Exercise requirements:
What is wanted is every record, duplicated word for word.

---*---

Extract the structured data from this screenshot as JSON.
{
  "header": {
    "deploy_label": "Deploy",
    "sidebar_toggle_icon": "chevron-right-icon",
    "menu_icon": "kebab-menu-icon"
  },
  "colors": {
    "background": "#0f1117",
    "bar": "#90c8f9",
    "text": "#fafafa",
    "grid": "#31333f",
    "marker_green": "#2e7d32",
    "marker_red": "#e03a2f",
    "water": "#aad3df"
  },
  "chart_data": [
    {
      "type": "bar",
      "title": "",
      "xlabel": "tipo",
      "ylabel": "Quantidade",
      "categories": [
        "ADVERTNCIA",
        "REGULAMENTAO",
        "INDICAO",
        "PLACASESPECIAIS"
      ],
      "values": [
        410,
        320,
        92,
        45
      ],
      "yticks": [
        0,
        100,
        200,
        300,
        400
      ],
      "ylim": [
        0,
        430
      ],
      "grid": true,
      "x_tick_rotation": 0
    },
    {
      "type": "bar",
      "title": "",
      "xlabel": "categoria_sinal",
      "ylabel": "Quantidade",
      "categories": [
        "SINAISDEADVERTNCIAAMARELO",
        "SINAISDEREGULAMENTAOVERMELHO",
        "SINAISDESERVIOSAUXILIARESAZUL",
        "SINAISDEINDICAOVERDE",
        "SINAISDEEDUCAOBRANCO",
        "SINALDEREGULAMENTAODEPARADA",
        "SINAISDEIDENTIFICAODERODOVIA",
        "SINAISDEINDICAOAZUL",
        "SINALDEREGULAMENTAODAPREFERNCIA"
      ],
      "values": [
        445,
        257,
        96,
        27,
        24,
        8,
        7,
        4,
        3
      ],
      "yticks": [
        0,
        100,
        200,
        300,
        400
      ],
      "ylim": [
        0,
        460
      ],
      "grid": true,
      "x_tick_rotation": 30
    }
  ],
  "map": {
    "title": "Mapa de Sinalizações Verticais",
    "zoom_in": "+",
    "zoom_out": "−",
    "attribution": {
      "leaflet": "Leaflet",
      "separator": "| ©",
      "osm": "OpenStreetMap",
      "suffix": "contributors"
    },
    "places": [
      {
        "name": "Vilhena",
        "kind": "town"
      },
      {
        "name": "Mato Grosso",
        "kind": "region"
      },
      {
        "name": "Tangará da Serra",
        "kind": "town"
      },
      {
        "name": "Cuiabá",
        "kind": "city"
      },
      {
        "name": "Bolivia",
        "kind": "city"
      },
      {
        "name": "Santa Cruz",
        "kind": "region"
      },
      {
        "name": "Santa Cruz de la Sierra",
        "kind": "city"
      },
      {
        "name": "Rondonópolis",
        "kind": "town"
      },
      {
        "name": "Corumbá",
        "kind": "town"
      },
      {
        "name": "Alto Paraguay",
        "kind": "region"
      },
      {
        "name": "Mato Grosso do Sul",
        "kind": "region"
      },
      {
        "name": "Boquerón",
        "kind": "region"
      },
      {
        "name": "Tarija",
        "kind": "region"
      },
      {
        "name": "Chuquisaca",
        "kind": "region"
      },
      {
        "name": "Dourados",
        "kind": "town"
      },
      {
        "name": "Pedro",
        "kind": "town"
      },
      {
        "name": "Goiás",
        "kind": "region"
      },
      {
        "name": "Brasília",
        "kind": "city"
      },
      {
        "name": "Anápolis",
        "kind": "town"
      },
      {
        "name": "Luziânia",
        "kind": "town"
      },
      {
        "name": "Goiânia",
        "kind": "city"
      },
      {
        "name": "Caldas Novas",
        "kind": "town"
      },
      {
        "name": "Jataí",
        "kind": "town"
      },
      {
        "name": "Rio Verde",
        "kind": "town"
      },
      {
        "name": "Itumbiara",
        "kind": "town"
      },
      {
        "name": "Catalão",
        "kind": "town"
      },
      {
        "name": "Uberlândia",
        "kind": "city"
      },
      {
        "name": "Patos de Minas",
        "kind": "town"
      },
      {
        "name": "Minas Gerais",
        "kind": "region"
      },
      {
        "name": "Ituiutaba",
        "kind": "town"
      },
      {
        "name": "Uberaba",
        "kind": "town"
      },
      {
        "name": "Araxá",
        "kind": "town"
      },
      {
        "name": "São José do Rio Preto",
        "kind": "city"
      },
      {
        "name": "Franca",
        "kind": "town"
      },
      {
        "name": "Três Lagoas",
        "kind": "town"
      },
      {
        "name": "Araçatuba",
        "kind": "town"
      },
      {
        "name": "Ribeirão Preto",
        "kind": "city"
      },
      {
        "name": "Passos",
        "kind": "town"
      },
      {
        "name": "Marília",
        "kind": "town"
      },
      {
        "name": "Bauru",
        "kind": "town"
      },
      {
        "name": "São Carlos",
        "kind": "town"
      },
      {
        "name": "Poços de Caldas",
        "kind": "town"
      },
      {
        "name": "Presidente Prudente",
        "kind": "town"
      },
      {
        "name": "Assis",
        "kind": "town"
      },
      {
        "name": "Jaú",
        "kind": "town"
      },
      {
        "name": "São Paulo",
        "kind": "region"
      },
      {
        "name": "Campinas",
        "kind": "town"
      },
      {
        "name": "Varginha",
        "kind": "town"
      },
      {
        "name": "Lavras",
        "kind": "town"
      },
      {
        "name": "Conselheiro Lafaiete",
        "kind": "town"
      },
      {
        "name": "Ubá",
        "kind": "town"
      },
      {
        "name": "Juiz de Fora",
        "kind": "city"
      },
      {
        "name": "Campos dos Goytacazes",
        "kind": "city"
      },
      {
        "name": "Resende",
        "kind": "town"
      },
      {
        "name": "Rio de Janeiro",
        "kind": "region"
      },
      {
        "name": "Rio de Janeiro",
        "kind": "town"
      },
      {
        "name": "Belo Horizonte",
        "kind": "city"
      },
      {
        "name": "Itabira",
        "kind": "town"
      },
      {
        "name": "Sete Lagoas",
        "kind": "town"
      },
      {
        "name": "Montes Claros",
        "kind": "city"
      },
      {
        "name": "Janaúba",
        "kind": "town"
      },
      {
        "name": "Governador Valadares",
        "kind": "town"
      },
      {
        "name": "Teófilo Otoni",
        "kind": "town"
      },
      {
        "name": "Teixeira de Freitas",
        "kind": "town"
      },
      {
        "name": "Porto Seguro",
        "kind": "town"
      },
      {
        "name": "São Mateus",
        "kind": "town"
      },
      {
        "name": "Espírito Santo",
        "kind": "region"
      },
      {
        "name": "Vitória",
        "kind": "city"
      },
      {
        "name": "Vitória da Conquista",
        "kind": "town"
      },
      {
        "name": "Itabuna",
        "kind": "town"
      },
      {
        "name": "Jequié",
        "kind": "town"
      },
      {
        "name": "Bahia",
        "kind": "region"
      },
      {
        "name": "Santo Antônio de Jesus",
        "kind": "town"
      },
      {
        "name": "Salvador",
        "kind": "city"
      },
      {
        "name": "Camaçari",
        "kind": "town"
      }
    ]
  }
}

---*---

Answer area:
Extract the structured data from this screenshot as JSON.
{
  "header": {
    "deploy_label": "Deploy",
    "sidebar_toggle_icon": "chevron-right-icon",
    "menu_icon": "kebab-menu-icon"
  },
  "colors": {
    "background": "#0f1117",
    "bar": "#90c8f9",
    "text": "#fafafa",
    "grid": "#31333f",
    "marker_green": "#2e7d32",
    "marker_red": "#e03a2f",
    "water": "#aad3df"
  },
  "chart_data": [
    {
      "type": "bar",
      "title": "",
      "xlabel": "tipo",
      "ylabel": "Quantidade",
      "categories": [
        "ADVERTNCIA",
        "REGULAMENTAO",
        "INDICAO",
        "PLACASESPECIAIS"
      ],
      "values": [
        410,
        320,
        92,
        45
      ],
      "yticks": [
        0,
        100,
        200,
        300,
        400
      ],
      "ylim": [
        0,
        430
      ],
      "grid": true,
      "x_tick_rotation": 0
    },
    {
      "type": "bar",
      "title": "",
      "xlabel": "categoria_sinal",
      "ylabel": "Quantidade",
      "categories": [
        "SINAISDEADVERTNCIAAMARELO",
        "SINAISDEREGULAMENTAOVERMELHO",
        "SINAISDESERVIOSAUXILIARESAZUL",
        "SINAISDEINDICAOVERDE",
        "SINAISDEEDUCAOBRANCO",
        "SINALDEREGULAMENTAODEPARADA",
        "SINAISDEIDENTIFICAODERODOVIA",
        "SINAISDEINDICAOAZUL",
        "SINALDEREGULAMENTAODAPREFERNCIA"
      ],
      "values": [
        445,
        257,
        96,
        27,
        24,
        8,
        7,
        4,
        3
      ],
      "yticks": [
        0,
        100,
        200,
        300,
        400
      ],
      "ylim": [
        0,
        460
      ],
      "grid": true,
      "x_tick_rotation": 30
    }
  ],
  "map": {
    "title": "Mapa de Sinalizações Verticais",
    "zoom_in": "+",
    "zoom_out": "−",
    "attribution": {
      "leaflet": "Leaflet",
      "separator": "| ©",
      "osm": "OpenStreetMap",
      "suffix": "contributors"
    },
    "places": [
      {
        "name": "Vilhena",
        "kind": "town"
      },
      {
        "name": "Mato Grosso",
        "kind": "region"
      },
      {
        "name": "Tangará da Serra",
        "kind": "town"
      },
      {
        "name": "Cuiabá",
        "kind": "city"
      },
      {
        "name": "Bolivia",
        "kind": "city"
      },
      {
        "name": "Santa Cruz",
        "kind": "region"
      },
      {
        "name": "Santa Cruz de la Sierra",
        "kind": "city"
      },
      {
        "name": "Rondonópolis",
        "kind": "town"
      },
      {
        "name": "Corumbá",
        "kind": "town"
      },
      {
        "name": "Alto Paraguay",
        "kind": "region"
      },
      {
        "name": "Mato Grosso do Sul",
        "kind": "region"
      },
      {
        "name": "Boquerón",
        "kind": "region"
      },
      {
        "name": "Tarija",
        "kind": "region"
      },
      {
        "name": "Chuquisaca",
        "kind": "region"
      },
      {
        "name": "Dourados",
        "kind": "town"
      },
      {
        "name": "Pedro",
        "kind": "town"
      },
      {
        "name": "Goiás",
        "kind": "region"
      },
      {
        "name": "Brasília",
        "kind": "city"
      },
      {
        "name": "Anápolis",
        "kind": "town"
      },
      {
        "name": "Luziânia",
        "kind": "town"
      },
      {
        "name": "Goiânia",
        "kind": "city"
      },
      {
        "name": "Caldas Novas",
        "kind": "town"
      },
      {
        "name": "Jataí",
        "kind": "town"
      },
      {
        "name": "Rio Verde",
        "kind": "town"
      },
      {
        "name": "Itumbiara",
        "kind": "town"
      },
      {
        "name": "Catalão",
        "kind": "town"
      },
      {
        "name": "Uberlândia",
        "kind": "city"
      },
      {
        "name": "Patos de Minas",
        "kind": "town"
      },
      {
        "name": "Minas Gerais",
        "kind": "region"
      },
      {
        "name": "Ituiutaba",
        "kind": "town"
      },
      {
        "name": "Uberaba",
        "kind": "town"
      },
      {
        "name": "Araxá",
        "kind": "town"
      },
      {
        "name": "São José do Rio Preto",
        "kind": "city"
      },
      {
        "name": "Franca",
        "kind": "town"
      },
      {
        "name": "Três Lagoas",
        "kind": "town"
      },
      {
        "name": "Araçatuba",
        "kind": "town"
      },
      {
        "name": "Ribeirão Preto",
        "kind": "city"
      },
      {
        "name": "Passos",
        "kind": "town"
      },
      {
        "name": "Marília",
        "kind": "town"
      },
      {
        "name": "Bauru",
        "kind": "town"
      },
      {
        "name": "São Carlos",
        "kind": "town"
      },
      {
        "name": "Poços de Caldas",
        "kind": "town"
      },
      {
        "name": "Presidente Prudente",
        "kind": "town"
      },
      {
        "name": "Assis",
        "kind": "town"
      },
      {
        "name": "Jaú",
        "kind": "town"
      },
      {
        "name": "São Paulo",
        "kind": "region"
      },
      {
        "name": "Campinas",
        "kind": "town"
      },
      {
        "name": "Varginha",
        "kind": "town"
      },
      {
        "name": "Lavras",
        "kind": "town"
      },
      {
        "name": "Conselheiro Lafaiete",
        "kind": "town"
      },
      {
        "name": "Ubá",
        "kind": "town"
      },
      {
        "name": "Juiz de Fora",
        "kind": "city"
      },
      {
        "name": "Campos dos Goytacazes",
        "kind": "city"
      },
      {
        "name": "Resende",
        "kind": "town"
      },
      {
        "name": "Rio de Janeiro",
        "kind": "region"
      },
      {
        "name": "Rio de Janeiro",
        "kind": "town"
      },
      {
        "name": "Belo Horizonte",
        "kind": "city"
      },
      {
        "name": "Itabira",
        "kind": "town"
      },
      {
        "name": "Sete Lagoas",
        "kind": "town"
      },
      {
        "name": "Montes Claros",
        "kind": "city"
      },
      {
        "name": "Janaúba",
        "kind": "town"
      },
      {
        "name": "Governador Valadares",
        "kind": "town"
      },
      {
        "name": "Teófilo Otoni",
        "kind": "town"
      },
      {
        "name": "Teixeira de Freitas",
        "kind": "town"
      },
      {
        "name": "Porto Seguro",
        "kind": "town"
      },
      {
        "name": "São Mateus",
        "kind": "town"
      },
      {
        "name": "Espírito Santo",
        "kind": "region"
      },
      {
        "name": "Vitória",
        "kind": "city"
      },
      {
        "name": "Vitória da Conquista",
        "kind": "town"
      },
      {
        "name": "Itabuna",
        "kind": "town"
      },
      {
        "name": "Jequié",
        "kind": "town"
      },
      {
        "name": "Bahia",
        "kind": "region"
      },
      {
        "name": "Santo Antônio de Jesus",
        "kind": "town"
      },
      {
        "name": "Salvador",
        "kind": "city"
      },
      {
        "name": "Camaçari",
        "kind": "town"
      }
    ]
  }
}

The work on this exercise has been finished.